It was a last-minute change for the Minneapolis fair, which was set to take place Aug. 7-8.

Jill Osiecki, Uptown Association executive director, cited "additional devastation" in the area, including the killing of Winston Smith Jr. on June 3 on Lake Street and the subsequent protests that have rocked the area.

Smith was fatally shot by undercover deputies. The Bureau of Criminal Apprehension maintains Smith shot at law enforcement.

A woman, who was with Smith at the time, says he didn't have a gun and was reaching for his phone.

During the protests for police transparency and accountability, 31-year-old Deona M. Knaj­dek was killed when she was struck by a vehicle driven by a speeding and unlicensed driver on Lake Street.

Part of the reason the fair was canceled, Osiecki said, was that "things had continued to escalate, with instigators blocking streets, setting dumpsters on fire and drag racing."

"Bringing in 300,000 people at this time is not something that we can feel comfortable with, for safety reasons and for our artists," she said.

"We tried really hard to make other arrangements and moving the location maybe a mile and a half away, and we just were not able to move forward with all of the approvals that we need to have."

Many businesses have struggled in the Uptown area since the start of the pandemic and with the unrest prompted by Smith's killing.
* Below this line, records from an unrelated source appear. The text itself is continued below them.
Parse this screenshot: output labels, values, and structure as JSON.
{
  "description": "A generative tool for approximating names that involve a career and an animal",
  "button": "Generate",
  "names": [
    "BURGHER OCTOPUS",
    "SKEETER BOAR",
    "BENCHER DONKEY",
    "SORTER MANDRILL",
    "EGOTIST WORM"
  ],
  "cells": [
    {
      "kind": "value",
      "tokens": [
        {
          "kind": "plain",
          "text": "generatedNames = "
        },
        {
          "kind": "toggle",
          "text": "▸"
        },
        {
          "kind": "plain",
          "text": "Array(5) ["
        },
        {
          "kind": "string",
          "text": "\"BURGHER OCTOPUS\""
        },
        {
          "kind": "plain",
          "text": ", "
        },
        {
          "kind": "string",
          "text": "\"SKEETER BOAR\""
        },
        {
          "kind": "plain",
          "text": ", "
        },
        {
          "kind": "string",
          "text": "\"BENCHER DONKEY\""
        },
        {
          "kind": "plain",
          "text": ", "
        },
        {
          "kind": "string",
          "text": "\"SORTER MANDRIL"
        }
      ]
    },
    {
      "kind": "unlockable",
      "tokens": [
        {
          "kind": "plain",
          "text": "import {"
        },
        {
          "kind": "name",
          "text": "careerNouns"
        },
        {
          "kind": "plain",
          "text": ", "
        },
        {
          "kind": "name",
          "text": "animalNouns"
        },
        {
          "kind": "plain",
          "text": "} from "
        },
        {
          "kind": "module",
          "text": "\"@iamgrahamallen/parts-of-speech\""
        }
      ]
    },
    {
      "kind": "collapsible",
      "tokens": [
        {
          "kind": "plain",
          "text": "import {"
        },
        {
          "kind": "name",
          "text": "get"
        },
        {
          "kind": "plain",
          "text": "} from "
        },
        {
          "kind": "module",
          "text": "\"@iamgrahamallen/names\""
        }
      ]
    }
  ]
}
Recently, Juut Salon Spa, a fixture on the corner of Hennepin Avenue and Lake Street, announced it would be pulling out of Uptown, citing social unrest, crime, street closures and other stores closing.

The Uptown Art Fair was canceled in 2020 because of COVID-19 restrictions. When limits on gatherings were lifted this spring, organizers announced that the Art Fair — one of the largest in the state — would take place.

Now, Osiecki and others are scrambling to see if it might be possible to stage an arts-related event or exhibition in the fall.

"I'm feeling terrible about the artists and the businesses in Uptown," she said. "With the artists, they're a small business and we were excited about this year."

This was supposed to be Uptown Art Fair's 57th year, with about 300 artists participating alongside multicultural demonstrations and performances, including Thai dancers and the organization Sprayfinger, which teaches youngsters street art.

"It's just the loss of an opportunity to build awareness of Sprayfinger and the arts education and summer camps we have to offer, as well as giving people a hands-on opportunity," said Staci Horwitz, who works in program administration for Sprayfinger.

The cancellation also is a blow to artists.

"For us artists, when you lose something as big as Uptown Art Fair, there is not an easy way to bounce back from that," said photographer Nicole Houff.

She anticipates that 25% of her art fair income comes from the Uptown Art Fair.

But Houff is also mourning the loss of tradition.

"As a lifelong Minneapolis resident who has called Uptown my home for 20 years, it's heartbreaking. It's really sad not to have it," she said. 612-673-4437 612-673-4759